The most consistent and principled critique of use of religion in the name of nationalism is found in the writing of Rabindranath Tagore. His novel, The Home and the World (Ghare Baire) dramatises how violence and killing become requisite ritual when the individuals place blind, uncritical nationalism on a pedestal. Throughout the narrative Tagore traces symbols, phrases and icons employed towards nationalist ends, and the harm they can do.  He consistently critiqued the use of religious symbolism as exclusivist and sectarian in nature, warning as early as 1915 that violence would be an inevitable and a natural consequence of the strategy of mobilization that uses “symbols embedded in an exclusivist cultural-religious idioms”.  His prophetic words came to be played out not once, but many times since.

 

H.M.Seervai Supreme Court Judge, jurist and author, writing in Partition of India: Legend and Reality, opines that Jinnah’s object was not partition but ‘parity’.  He presents his authoritative arguments after painstakingly shifting through 12 volumes of Transfer of Power 1942-7 documents and historical records. It is also Seervai’s argument that Jinnah greatest fear was Hinduisation of India and its effects on its Muslim population. Rajmohan Gandhi’s writing in 1986, also echoes this argument when he criticizes his grandfather Mohandas Gandhi for introducing religion into politics and refusing to accommodate the Muslim demand to share power. Whether one agrees or disagrees with the ‘parity theory’ advanced by HM Seervai is secondary. However, it remains relevant today that we recognise that growing “Religious nationalism” is a genuine fear amongst the countries minorities.

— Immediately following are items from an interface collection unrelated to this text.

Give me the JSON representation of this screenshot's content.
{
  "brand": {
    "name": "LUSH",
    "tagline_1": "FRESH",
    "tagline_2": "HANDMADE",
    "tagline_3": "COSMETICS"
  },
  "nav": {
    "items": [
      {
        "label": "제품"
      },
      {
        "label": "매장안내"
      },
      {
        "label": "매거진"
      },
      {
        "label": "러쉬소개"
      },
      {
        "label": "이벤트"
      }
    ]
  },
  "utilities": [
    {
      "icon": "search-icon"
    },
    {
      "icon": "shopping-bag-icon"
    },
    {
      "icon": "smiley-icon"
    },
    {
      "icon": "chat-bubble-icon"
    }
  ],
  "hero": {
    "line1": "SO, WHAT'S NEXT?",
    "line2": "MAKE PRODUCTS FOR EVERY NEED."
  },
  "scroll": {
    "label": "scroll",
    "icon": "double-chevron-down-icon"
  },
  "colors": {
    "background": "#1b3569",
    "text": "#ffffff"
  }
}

Violence manufactured through riots; physical destruction of religious sites, burning of churches; religious conversion camps, publicity seeking acts like “love jihad”;  rewriting textbooks, censoring those works of history, literature and fiction that challenge the Hindu version of history; politics of appropriating religious and political icons, and raising monuments are all carefully enacted acts of mobilization that aids in capturing, redirecting state power in constructing the Hindu nation.

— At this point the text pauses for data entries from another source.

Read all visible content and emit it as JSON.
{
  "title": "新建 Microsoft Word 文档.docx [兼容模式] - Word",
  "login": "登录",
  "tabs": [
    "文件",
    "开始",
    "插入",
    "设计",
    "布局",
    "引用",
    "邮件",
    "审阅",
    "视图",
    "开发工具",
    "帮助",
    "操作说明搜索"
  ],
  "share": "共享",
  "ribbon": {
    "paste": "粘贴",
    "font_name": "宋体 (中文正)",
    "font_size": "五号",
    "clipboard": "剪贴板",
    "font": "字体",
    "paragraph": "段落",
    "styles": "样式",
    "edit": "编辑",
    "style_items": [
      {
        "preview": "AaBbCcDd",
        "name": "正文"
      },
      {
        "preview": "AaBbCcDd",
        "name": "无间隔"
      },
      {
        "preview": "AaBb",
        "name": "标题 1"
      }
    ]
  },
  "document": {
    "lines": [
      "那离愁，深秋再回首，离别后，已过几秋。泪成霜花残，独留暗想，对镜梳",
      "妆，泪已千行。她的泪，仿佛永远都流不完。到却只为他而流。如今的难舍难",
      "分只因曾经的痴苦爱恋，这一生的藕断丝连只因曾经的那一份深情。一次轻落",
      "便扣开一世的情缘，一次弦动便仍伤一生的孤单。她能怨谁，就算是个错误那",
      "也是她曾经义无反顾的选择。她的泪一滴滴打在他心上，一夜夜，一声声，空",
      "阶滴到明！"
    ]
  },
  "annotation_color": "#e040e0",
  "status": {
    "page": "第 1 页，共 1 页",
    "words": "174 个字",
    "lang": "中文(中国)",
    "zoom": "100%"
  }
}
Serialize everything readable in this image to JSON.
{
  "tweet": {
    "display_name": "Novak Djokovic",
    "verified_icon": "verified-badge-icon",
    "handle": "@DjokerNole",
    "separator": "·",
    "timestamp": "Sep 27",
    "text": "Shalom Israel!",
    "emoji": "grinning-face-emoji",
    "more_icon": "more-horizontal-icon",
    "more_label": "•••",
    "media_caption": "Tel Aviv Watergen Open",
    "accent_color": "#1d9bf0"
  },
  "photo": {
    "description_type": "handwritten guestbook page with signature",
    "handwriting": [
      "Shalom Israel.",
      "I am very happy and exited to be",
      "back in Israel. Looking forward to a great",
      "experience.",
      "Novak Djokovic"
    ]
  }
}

Religious nationalism excludes the notion of a secular state, and denies equal participation of those who do not identify with the dominant religion. Without equal citizenship, Art 15 of our constitution that prohibits discrimination on grounds of religion, race or caste becomes meaningless. A marriage between religion and nationalism will ultimately subvert the values that have held this nation together, because it substitutes murderers and symbols in the place of substantive values of  secular statehood, equality, and justice. India’s future lies in pluralism, reasonable and principled cosmopolitanism and a citizenship as the civic religion.